Writer: Agatha Christie
Director: Ian Watt-Smith
Reviewer: Fran Beaton
The Mousetrap is a British institution. Part of our theatrical scene for sixty years now, Agatha Christie’s most famous murder mystery is celebrating its sixtieth year on stage with a regional tour. Everyone should see The Mousetrap. It might not be the most compelling of scripts, the most intelligent of plot twists, or the most vibrant of productions but everyone wants to be par to those knowing conversations about who dun’ it.
And so the regional tour is a good thing. It looks like it has been lifted directly out of the West End. The set is the same; Ian Watt-Smith’s direction is the same; all in all, the production is safe but effective.

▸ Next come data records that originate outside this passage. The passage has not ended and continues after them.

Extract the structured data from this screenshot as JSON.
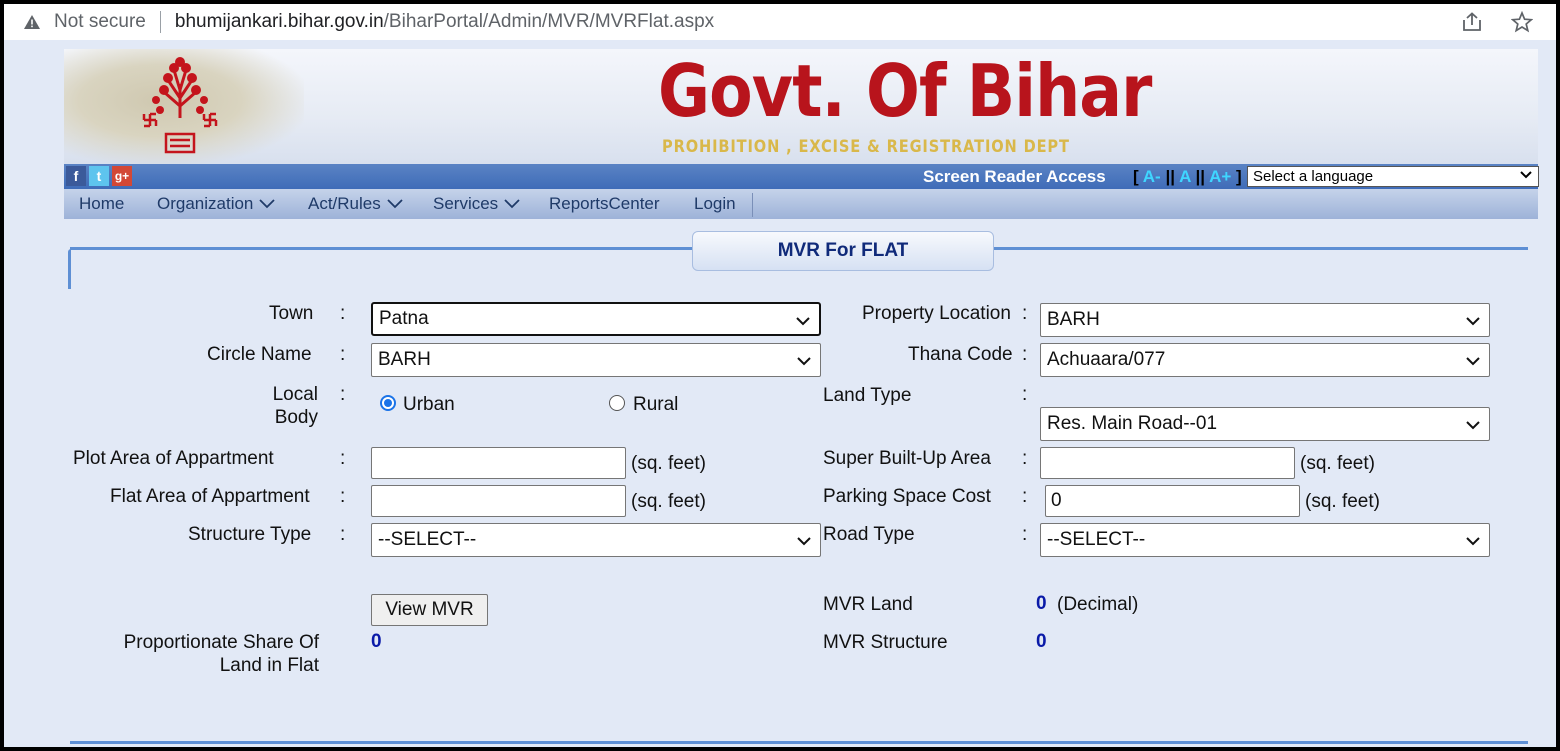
{
  "browser": {
    "security_label": "Not secure",
    "url_host": "bhumijankari.bihar.gov.in",
    "url_path": "/BiharPortal/Admin/MVR/MVRFlat.aspx"
  },
  "header": {
    "title": "Govt. Of Bihar",
    "department": "PROHIBITION , EXCISE & REGISTRATION DEPT",
    "screen_reader": "Screen Reader Access",
    "font_open": "[",
    "font_small": "A-",
    "font_sep1": "||",
    "font_normal": "A",
    "font_sep2": "||",
    "font_large": "A+",
    "font_close": "]",
    "language_select": "Select a language"
  },
  "menu": {
    "items": [
      "Home",
      "Organization",
      "Act/Rules",
      "Services",
      "ReportsCenter",
      "Login"
    ]
  },
  "form": {
    "title": "MVR For FLAT",
    "colon": ":",
    "town_label": "Town",
    "town_value": "Patna",
    "property_location_label": "Property Location",
    "property_location_value": "BARH",
    "circle_name_label": "Circle Name",
    "circle_name_value": "BARH",
    "thana_code_label": "Thana Code",
    "thana_code_value": "Achuaara/077",
    "local_body_label_line1": "Local",
    "local_body_label_line2": "Body",
    "radio_urban": "Urban",
    "radio_rural": "Rural",
    "selected_local_body": "Urban",
    "land_type_label": "Land Type",
    "land_type_value": "Res. Main Road--01",
    "plot_area_label": "Plot Area of Appartment",
    "plot_area_value": "",
    "super_builtup_label": "Super Built-Up Area",
    "super_builtup_value": "",
    "flat_area_label": "Flat Area of Appartment",
    "flat_area_value": "",
    "parking_cost_label": "Parking Space Cost",
    "parking_cost_value": "0",
    "unit_sqft": "(sq. feet)",
    "structure_type_label": "Structure Type",
    "structure_type_value": "--SELECT--",
    "road_type_label": "Road Type",
    "road_type_value": "--SELECT--",
    "view_button": "View MVR",
    "mvr_land_label": "MVR Land",
    "mvr_land_value": "0",
    "mvr_land_unit": "(Decimal)",
    "proportionate_label_line1": "Proportionate Share Of",
    "proportionate_label_line2": "Land in Flat",
    "proportionate_value": "0",
    "mvr_structure_label": "MVR Structure",
    "mvr_structure_value": "0"
  },
  "colors": {
    "title_red": "#b8141c",
    "dept_gold": "#d9b84a",
    "menu_text": "#1f3a68",
    "value_blue": "#0a1aa8",
    "panel_line": "#5e8fd4"
  }
}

The murder mystery takes place in a guest house recently opened by Mr. and Mrs. Ralston. The couple (Henry Luxemburg and Joanna Croll) are well matched and convincing in their naivety, despite Luxemburg’s performance verging on camp at times. Of the guests, Ryan Saunders’ performance as hyper-energetic Christopher Wren is great fun to watch and Karl Howman, playing the enigmatic Mr. Paravicini, is intriguingly sinister. A highlight is Jonathan Woolf’s portrayal of Detective Sergeant Trotter. He manages a perfect passivity with his interrogation style, letting the other strongly written characters shine through. Yet in doing this, his performance adds necessary relief alongside the parade of eccentrics.

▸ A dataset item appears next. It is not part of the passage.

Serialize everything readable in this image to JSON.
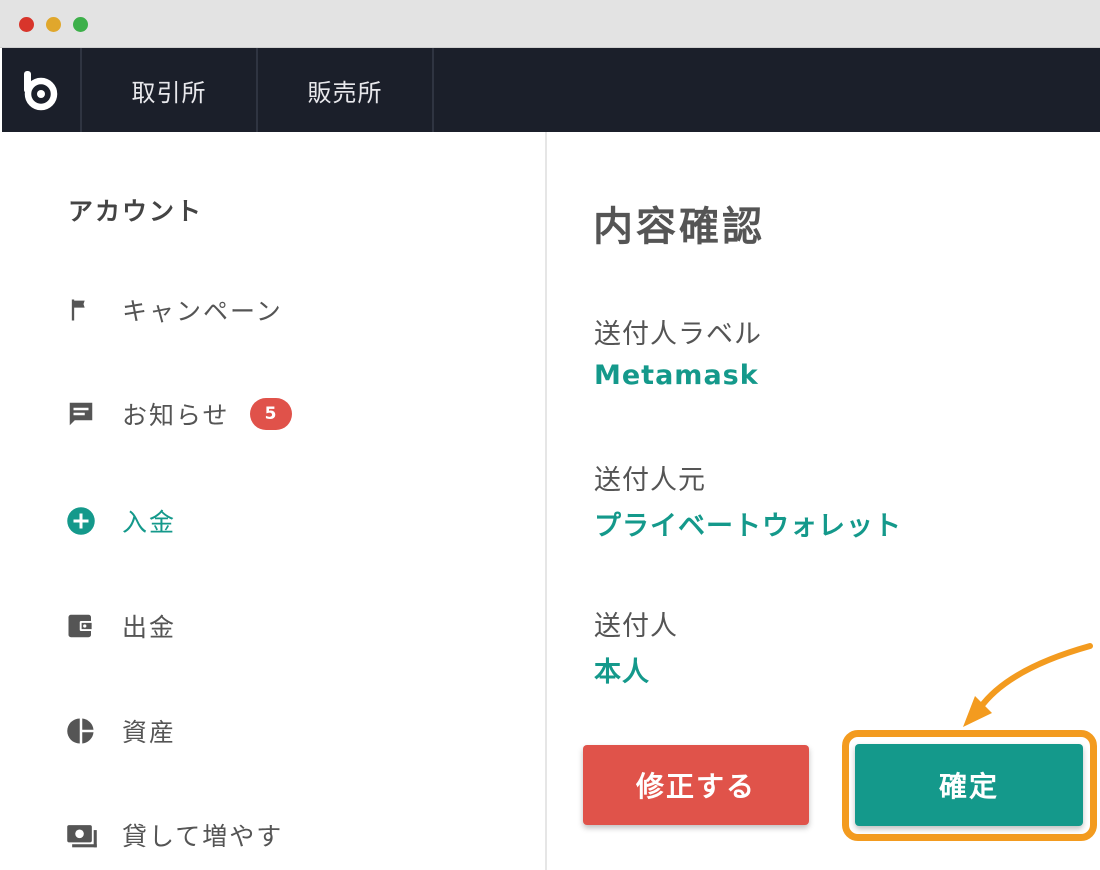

Distracting from the competent performances are problems with the sound levels. Background noise is a frequent issue as are the microphones failing to be turned up in time for opening lines. The balance is inaccurate. Howman’s microphone is turned up so loud in his first entrance that his accent is overwhelming while Ellie Jacob’s entrance, as Miss Casewell, is nearly impossible to hear. Across the tour, one would hope these technical hitches will be ironed out.
Ultimately, The Mousetrap has been running for sixty years for a reason: the audience enjoys the complicity with the murderer. As with the West End performance, one of the characters steps forward after the curtain call to request your silence regarding the identity of the murderer. For this reason, it will continue to run. And for this reason everyone should go see it. This production is as good as any will be: it tells a decent story with consummate performances. It is accessible and enjoyable. It might not break theatrical taboos, push at conventions or make any sort of statement but it is a great night out and is something that everyone should experience.